I definitely picked up this book because the title sounded really cool and the summary on the back intrigued me and I was not disappointed. I absolutely adored the world building in this book and I’m so glad there’s another one for me to look forward to. I enjoyed that a lot of people in this world have a supernatural talent of some sort and it was really interesting to learn about people’s individual talents and how the hierarchy of it all worked. I really liked that some were magic based and others were just that that person was just exceptionally good at a more skilled based talent. I’m also a sucker for fantasy that’s set in an early 1900s-esque setting and I enjoyed how the world felt old fashioned and modern all at once.

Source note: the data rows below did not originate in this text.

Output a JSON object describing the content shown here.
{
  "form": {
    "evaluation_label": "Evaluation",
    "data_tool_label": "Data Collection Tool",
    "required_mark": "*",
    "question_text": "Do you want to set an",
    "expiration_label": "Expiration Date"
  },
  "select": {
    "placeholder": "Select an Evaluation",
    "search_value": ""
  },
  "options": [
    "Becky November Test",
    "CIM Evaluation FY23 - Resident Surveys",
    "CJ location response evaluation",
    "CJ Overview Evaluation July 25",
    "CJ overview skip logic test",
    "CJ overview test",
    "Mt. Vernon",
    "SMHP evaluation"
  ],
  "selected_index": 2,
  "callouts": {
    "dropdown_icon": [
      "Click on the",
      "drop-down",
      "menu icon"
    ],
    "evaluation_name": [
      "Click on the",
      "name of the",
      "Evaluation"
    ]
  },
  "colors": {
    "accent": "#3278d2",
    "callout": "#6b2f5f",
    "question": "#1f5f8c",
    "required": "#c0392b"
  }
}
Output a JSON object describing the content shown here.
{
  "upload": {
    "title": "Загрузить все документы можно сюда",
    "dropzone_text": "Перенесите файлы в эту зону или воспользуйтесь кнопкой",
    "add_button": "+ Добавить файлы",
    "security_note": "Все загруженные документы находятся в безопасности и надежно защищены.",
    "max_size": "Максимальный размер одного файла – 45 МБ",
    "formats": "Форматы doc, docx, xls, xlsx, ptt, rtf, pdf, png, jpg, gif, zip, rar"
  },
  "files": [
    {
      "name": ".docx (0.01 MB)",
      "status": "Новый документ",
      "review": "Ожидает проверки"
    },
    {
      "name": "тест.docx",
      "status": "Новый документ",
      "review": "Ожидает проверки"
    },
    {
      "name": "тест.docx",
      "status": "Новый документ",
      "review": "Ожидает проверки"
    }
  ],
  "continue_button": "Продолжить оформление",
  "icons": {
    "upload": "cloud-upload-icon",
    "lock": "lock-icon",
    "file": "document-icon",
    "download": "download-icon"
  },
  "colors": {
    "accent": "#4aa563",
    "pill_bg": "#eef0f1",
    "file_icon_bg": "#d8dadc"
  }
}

I also enjoyed that the more Enne learned about the city and her mother’s role in it, the more complicated and tangled the web became. It felt like every piece of new information had a catch and I liked that the consequences kept building. Enne and Levi also had a fun dynamic and I enjoyed the development of their relationship over the course of their adventure. I liked how they started off as a begrudging team, but as they got to know each other more, their respect for each other grew. It really helped showcase this world by seeing it through Enne’s “innocent” eyes and Levi’s hardened gaze. I also liked how Enne was constantly in conflict with doing what she was always raised to do and doing what she needed to do to survive in the city. Not everything in this world was black and white and I liked how the shades of grey in situations came into play a lot. The fact that every character is more than what they seem on the surface is what really held me in because I loved learning how each of the characters ended up in the situation that they were in and how their pasts shaped their presents. The only thing I really had a problem with was the ending. It felt a little rushed to me especially since the whole book was building up to the Shadow Game that is referenced quite frequently once Enne and Levi meet and I wanted the pay off to be bigger. There is another book though so I’m hoping that the sequel is going to build on this more and that there will be some interesting consequences to Enne and Levi’s actions. I also wished that there was more development for some of the more minor characters as well because the members of Levi’s gang were fascinating to me, but they only served a purpose whenever they were helping with finding information. I am however excited to see more of Jac and Lola because they were really great foils to Enne and Levi. Overall I’m excited to see where the next book takes the story and I can’t wait to explore the world more!